walking out the door – Photo credit: woodleywonderworks

At the end of an interview for a sales position fresh out of college, the hiring manager told me, “Unfortunately, we don’t have any needs right now.” I responded: “You will at some point. And when you do, you know where to find me.” I was hired two weeks later.

Alan Carniol, founder of Interview Success Formula, shared a story with me from the other side of the table. He needed web marketing support and was looking for part-time help. The choices came down to an outside agency and Juan. He chose the outside agency to give him greater flexibility. But when the agency couldn’t start immediately, he had Juan fill in on an interim basis.

When the agency was ready, he nicely told Juan goodbye. As Carniol related to me:

Juan was disappointed and suggested that if things didn’t work out with the agency that I could begin working with him again. I offered one better, suggesting he spend a few hours that month reviewing the work of this new agency to make sure they were on track, and to keep me posted. 

Three days into working with this new agency, it was obvious their work was not up to standard. So when Juan emailed to ask how it was going, my response was pretty clear…

Carniol hired Juan.

There are a couple of lessons here.

For the hiring manager:

  • Keep your options open by treating everyone with respect and fairness, and letting them know what you’re doing, what you’re thinking and why.
  • Leverage interim resources to keep you from jumping to the wrong choice just because it’s more convenient. This way you can take your time, think things through, create more options and have a lot more confidence in your final decision.
  • Manage transitions with care, making sure not to burn bridges you don’t need to burn. This is particularly applicable to people to whom you are rejecting. You never know when your first choice won’t work out, or when circumstances will change and you need to activate more than one of your options.

For the candidate:

  • Do great work all the time – in permanent and interim roles. Even if the permanent role ends, you never know when you’re going to bump into people you worked with or for again. You also never know when they’ll recommend you to others. Interim roles are often really extended interviews. Bring your “A” game every day.
  • Manage rejections with care, making it as easy as possible for people to change their minds. Make them sorry to see you go. Make them think “what a great person” and give them an excuse to keep in contact with you, contact you again, or for you to contact them.
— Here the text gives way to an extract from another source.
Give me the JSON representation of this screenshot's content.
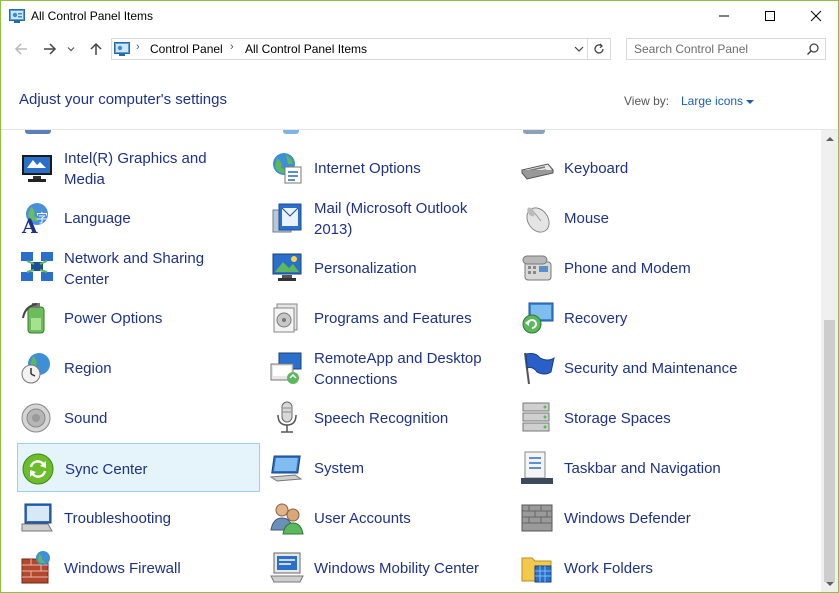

Keep in touch, respectfully, so that when things change (and they will), you’re top of mind.
  • Invest in your own onboarding to keep yourself from being part of the 40% that fail in a new job.

This is a good example of step 1 of The New Leader’s Playbook:  Position Yourself for Success

There are several components of this including positioning yourself for a leadership role, selling before you buy, mapping and avoiding the most common land mines, uncovering hidden risks in the organization, role, and fit, and choosing the right approach for your transition type.  (Including an interim role.)